Task to complete
Scan the entries below for "screenshot" and copy each line that holds it.

[Items listed in a dataset]
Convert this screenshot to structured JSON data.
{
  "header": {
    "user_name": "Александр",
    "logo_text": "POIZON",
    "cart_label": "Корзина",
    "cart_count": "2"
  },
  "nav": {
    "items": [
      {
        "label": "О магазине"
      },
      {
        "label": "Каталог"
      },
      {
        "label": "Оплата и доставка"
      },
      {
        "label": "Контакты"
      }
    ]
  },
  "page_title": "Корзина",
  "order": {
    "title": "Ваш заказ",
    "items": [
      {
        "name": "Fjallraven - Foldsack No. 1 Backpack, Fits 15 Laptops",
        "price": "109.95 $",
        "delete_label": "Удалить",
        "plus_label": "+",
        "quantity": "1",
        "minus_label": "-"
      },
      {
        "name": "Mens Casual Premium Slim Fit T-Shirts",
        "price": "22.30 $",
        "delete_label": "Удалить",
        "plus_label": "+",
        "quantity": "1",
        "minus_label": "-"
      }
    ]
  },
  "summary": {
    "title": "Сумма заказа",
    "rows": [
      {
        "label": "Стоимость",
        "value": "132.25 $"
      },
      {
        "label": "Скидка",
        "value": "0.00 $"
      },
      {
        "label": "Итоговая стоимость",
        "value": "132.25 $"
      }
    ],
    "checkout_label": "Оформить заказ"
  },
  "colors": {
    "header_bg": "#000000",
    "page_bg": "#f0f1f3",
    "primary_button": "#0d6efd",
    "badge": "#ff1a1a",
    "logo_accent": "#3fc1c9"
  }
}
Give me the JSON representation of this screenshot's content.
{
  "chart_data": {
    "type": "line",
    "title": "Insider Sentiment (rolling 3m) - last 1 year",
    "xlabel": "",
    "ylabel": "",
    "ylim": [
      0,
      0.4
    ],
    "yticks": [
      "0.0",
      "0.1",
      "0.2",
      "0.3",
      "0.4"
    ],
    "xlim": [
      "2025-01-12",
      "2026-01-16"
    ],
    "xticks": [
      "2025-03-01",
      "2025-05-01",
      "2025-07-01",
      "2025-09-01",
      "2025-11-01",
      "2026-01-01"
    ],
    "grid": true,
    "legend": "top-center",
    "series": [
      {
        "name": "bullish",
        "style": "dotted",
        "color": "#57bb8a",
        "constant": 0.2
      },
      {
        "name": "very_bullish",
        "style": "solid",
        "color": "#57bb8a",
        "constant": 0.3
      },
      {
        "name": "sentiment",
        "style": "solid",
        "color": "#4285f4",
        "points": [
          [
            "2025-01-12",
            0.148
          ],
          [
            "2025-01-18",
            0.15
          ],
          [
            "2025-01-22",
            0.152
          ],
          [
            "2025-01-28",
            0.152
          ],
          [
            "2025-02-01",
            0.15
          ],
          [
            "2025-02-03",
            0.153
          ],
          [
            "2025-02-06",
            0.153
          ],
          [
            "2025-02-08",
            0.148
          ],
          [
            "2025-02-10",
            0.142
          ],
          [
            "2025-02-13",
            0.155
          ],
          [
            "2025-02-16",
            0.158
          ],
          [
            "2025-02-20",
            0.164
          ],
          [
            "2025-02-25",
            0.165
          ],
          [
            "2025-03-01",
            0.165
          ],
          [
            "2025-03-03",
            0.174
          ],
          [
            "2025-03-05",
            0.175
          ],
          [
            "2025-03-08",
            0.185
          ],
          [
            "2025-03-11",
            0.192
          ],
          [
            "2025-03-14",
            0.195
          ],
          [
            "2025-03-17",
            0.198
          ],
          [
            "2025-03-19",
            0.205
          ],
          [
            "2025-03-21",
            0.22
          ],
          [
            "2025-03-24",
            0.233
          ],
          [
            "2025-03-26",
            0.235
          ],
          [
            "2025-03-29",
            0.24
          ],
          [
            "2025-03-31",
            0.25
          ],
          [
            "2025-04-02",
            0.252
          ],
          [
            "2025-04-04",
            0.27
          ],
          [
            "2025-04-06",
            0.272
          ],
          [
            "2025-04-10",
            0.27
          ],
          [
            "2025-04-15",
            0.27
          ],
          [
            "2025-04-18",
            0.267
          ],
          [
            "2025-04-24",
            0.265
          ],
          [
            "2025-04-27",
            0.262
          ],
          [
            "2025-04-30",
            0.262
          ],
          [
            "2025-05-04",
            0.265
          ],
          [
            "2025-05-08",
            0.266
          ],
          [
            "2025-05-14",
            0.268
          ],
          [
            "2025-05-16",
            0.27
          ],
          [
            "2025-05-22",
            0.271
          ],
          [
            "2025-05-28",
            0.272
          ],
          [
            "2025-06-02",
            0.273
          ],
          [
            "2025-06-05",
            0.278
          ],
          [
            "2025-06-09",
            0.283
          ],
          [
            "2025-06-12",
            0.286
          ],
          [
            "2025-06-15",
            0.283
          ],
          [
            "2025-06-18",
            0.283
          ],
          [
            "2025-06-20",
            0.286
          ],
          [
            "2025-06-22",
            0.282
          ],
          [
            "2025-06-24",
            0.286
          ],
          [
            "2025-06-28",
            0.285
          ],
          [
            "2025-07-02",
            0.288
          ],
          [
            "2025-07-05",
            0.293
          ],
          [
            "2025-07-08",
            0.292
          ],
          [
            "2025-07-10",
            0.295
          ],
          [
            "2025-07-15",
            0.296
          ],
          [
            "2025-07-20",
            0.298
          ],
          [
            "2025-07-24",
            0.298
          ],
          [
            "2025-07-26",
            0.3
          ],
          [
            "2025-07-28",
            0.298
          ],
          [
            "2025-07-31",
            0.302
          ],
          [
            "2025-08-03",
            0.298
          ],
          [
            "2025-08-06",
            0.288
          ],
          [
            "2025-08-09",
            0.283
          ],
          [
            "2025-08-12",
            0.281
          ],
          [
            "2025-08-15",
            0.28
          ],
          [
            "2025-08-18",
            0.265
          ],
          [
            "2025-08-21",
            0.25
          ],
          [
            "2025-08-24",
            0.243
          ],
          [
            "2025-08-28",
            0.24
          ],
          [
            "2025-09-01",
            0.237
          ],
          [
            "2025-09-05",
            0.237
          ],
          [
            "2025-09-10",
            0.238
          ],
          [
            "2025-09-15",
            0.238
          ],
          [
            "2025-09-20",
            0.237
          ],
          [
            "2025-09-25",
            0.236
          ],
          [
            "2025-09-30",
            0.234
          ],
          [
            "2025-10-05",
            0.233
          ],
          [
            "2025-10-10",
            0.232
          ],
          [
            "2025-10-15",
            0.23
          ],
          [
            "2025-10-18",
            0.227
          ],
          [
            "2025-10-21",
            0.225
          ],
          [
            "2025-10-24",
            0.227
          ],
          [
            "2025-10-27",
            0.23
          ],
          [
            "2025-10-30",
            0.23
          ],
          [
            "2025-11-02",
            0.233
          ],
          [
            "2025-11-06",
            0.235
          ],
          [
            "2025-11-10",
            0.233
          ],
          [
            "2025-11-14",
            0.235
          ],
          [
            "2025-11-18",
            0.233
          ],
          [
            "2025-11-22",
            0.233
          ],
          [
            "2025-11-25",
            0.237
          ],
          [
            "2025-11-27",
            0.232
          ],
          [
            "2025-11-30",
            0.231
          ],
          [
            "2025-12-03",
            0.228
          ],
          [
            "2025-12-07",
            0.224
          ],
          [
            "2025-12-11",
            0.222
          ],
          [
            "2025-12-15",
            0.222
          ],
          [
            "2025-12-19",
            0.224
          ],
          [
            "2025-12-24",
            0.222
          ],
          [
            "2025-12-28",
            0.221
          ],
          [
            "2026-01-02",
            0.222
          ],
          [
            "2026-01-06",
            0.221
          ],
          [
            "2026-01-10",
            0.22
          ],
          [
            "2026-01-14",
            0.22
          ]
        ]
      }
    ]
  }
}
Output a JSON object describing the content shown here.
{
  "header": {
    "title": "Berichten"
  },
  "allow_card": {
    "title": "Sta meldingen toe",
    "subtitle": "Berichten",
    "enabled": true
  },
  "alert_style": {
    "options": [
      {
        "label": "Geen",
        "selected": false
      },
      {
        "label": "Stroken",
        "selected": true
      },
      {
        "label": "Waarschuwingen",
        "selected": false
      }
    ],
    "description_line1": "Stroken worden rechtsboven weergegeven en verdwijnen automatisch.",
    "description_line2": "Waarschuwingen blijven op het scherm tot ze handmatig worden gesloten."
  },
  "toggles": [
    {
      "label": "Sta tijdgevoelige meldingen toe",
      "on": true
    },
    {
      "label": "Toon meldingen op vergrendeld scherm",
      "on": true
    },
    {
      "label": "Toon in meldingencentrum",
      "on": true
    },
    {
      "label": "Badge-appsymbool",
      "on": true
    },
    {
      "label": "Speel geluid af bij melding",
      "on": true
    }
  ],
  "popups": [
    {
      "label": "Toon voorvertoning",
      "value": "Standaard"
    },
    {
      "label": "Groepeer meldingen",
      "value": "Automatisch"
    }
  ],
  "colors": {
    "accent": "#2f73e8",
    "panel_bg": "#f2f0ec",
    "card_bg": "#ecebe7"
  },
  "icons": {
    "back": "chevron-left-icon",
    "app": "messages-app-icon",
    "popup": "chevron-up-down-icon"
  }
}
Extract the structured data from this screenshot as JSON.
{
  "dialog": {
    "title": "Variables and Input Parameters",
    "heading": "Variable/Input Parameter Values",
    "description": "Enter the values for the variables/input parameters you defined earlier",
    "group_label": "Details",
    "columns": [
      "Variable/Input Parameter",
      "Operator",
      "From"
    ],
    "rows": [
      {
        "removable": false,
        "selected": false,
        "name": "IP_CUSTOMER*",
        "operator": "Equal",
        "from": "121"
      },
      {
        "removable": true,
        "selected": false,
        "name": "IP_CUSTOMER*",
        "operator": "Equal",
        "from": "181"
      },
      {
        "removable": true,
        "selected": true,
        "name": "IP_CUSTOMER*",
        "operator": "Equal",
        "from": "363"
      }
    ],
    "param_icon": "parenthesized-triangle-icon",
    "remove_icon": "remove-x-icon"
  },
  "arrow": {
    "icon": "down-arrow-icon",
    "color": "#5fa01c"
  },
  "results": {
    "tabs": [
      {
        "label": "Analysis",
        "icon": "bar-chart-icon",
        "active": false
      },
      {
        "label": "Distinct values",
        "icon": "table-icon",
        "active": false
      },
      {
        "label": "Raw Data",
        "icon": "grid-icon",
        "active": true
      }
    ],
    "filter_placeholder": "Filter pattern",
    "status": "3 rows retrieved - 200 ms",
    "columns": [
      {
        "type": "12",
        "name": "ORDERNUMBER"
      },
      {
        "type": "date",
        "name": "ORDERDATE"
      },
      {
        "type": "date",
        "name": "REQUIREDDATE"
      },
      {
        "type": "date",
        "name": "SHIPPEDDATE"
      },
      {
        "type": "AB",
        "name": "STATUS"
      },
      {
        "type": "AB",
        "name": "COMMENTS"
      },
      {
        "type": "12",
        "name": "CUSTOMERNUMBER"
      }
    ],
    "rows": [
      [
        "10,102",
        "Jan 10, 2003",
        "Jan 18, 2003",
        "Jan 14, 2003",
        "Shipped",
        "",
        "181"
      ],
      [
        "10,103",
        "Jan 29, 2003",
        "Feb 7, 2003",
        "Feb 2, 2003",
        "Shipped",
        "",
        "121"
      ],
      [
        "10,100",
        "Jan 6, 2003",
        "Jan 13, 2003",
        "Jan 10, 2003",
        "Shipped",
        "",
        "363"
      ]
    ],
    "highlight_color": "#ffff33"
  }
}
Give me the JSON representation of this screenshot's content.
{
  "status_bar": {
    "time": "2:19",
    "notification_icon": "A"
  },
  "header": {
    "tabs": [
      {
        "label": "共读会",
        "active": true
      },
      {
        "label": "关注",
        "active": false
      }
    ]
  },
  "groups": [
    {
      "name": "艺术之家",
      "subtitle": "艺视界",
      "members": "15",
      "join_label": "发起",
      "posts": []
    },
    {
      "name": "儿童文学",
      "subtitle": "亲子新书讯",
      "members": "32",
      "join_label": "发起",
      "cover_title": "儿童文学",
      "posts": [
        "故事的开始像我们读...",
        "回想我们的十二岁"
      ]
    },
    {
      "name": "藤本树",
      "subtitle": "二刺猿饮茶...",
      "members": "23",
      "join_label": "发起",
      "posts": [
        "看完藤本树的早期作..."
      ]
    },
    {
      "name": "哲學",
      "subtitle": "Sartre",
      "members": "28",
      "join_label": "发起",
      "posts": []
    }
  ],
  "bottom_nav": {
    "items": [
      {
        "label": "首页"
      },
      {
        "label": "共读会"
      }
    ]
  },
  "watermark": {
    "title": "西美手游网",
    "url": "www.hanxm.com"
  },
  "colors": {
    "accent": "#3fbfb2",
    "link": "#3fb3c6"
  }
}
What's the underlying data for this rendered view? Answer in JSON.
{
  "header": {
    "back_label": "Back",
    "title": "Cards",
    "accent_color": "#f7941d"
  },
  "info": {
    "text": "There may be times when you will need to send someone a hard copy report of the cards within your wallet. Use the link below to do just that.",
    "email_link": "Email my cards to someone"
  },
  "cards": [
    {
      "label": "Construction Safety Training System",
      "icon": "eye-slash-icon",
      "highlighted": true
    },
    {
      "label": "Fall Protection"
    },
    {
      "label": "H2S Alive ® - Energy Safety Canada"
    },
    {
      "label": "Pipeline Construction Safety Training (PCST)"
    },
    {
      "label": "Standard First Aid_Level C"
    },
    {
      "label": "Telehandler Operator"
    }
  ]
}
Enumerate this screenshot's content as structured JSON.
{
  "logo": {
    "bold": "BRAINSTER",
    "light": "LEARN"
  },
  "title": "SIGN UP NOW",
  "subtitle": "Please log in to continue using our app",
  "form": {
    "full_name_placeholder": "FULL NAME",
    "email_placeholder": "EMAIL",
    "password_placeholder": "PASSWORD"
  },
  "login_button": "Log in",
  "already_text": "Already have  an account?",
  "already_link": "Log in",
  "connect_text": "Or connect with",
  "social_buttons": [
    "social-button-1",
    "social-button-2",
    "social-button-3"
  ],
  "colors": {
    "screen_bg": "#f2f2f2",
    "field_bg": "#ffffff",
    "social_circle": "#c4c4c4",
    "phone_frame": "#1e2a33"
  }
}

Answer to this exercise
Convert this screenshot to structured JSON data.
Give me the JSON representation of this screenshot's content.
Extract the structured data from this screenshot as JSON.
Give me the JSON representation of this screenshot's content.
Enumerate this screenshot's content as structured JSON.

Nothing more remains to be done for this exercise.